Optimal for planting in woodland edges and other partly shaded places, this species develops bright pink blossoms, contrasting with a yellow ring adorning the throat, as well as mottled leaves. A very special variety, it is found in limited quantities on the market and is quite sought after. It seeds freely and if left to its own devices will spread unaided. Also, it is known to reach an average height of 35 cm.


These wild species, some of which are also used as cooking ingredients by certain people, although that is not common practice, have undeniable aesthetic value and create beautiful sceneries during the summer season, when in blossom. Alliums are grown worldwide for their culinary importance, yet that s restricted to a handful of species; the genus is numerous however and most species are purely decorative.

Golden Garlic (Jeannine)Allium moly

Origin: Europe

Flowering: June, July

With its clusters of golden flowers, their shape reminiscent of stars, this species blooms during the first summer month. Aside from being delightful to look at, it is associated with myths and folklore, for instance with providing Odysseus with protection against the sorcery of Circe, who aimed to transform him into a pig – and from this association, protective powers against witchcraft have been attributed to it. It grows very well under hedgerows or in tall grass.

Rosy GarlicAllium roseum

Origin: Europe, Africa, Asia

Flowering: June, July

A vigorous species spreading easily, it is also ideal for naturalising in tall grass, in an open space, with its noticeable rosy blooms neatly arranged into a fragrant umbel, as the name suggests. It can grow to reach 1.5 feet in height and prefers well-drained patches of land. Due to its strong scent, it is an effective repellant for a number of rodents, including squirrels.

Allium cernuum

Origin: America

Flowering: June, July

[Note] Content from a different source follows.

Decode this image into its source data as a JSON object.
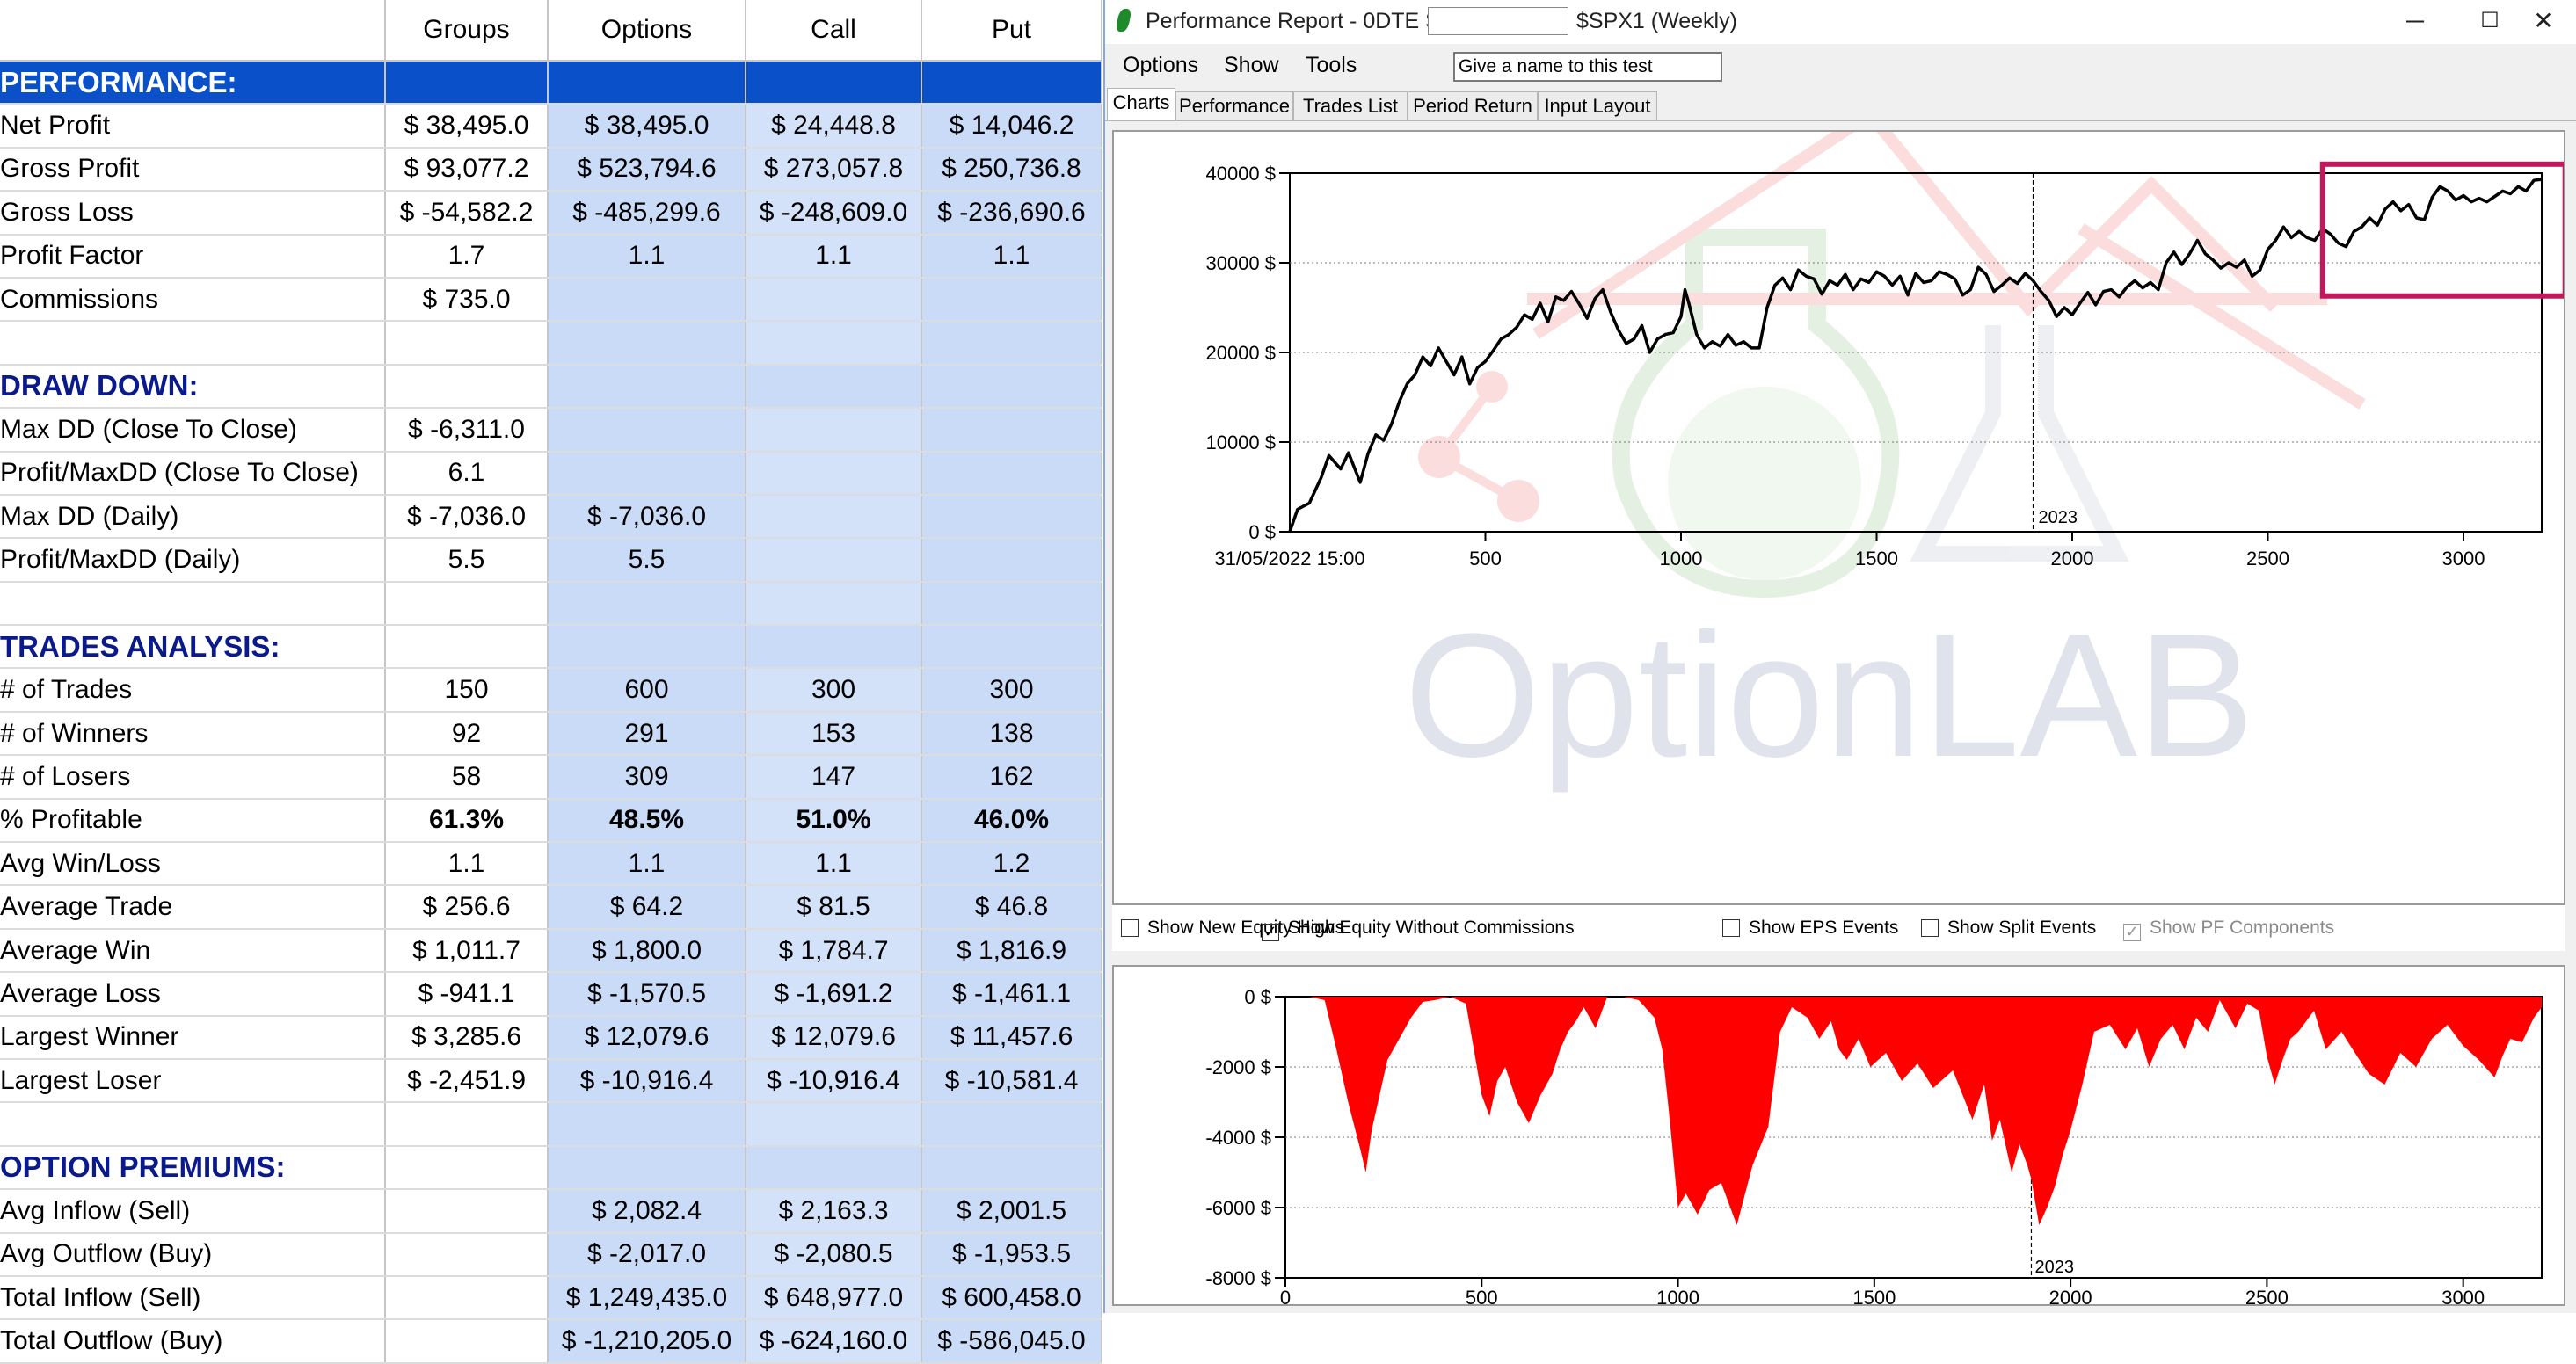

A clump-forming plant, this variety develops gently nodding flowers of a calm purple, or alternatively white, and is more modest in size compared to similar varieties, reaching around 12 inches in height. Native to America, it grows freely on prairies, which makes it excellent for naturalising in meadow habitats here. It is also referred to as the ‘’Nodding Onion’’.

Allium hollandicum Purple Sensation

Origin: Hybrid

Flowering: June, July

A hybrid derived from Allium hollandicum and commonly referred to as Dutch Garlic, it fills any patch of land with colour through its beautiful purple blooms, of a density and colour brightness which makes them stand out in any natural setting. It should be grown in full sun and growers should take note that although when mature it becomes a hardy plant, in its early stages it is fairly sensitive.

Star of Persia - Allium christophii

Origin: Asia (Turkmenistan, Iran)

Flowering: June

Suitable for growing in woodlands as well as on river and stream banks, this variety produces packed clusters of small star-shaped flowers in a combination of purple and pink. A taller variety, it can reach 18 inches in height. Also, it seeds freely and spreads by itself. It is known to require plenty moisture yet a well-drained patch of soil at the same time.

Allium Mt Everest

Origin: Hybrid (Holland)

Flowering: May

Imposing through its height, which can reach 3 or even 4 feet, as well as through the large size of its striking white flowers, this variety is definitely bound to attract attention wherever it is planted.It was developed in Holland by specialised cultivators.


Gladiolus communis ssp byzantinus

Origin: Europe

Flowering: May, June

Native to mainland Europe, this variety develops daring spiking mauve flowers, reaching 18 inches in height on average. Sometimes mistaken for an African hybrid, the old variety, introduced into Britain centuries ago, stands out through its superior qualities, mainly in terms of resilience and adaptability. It is fond of drier conditions, open spaces and plenty sunlight exposure.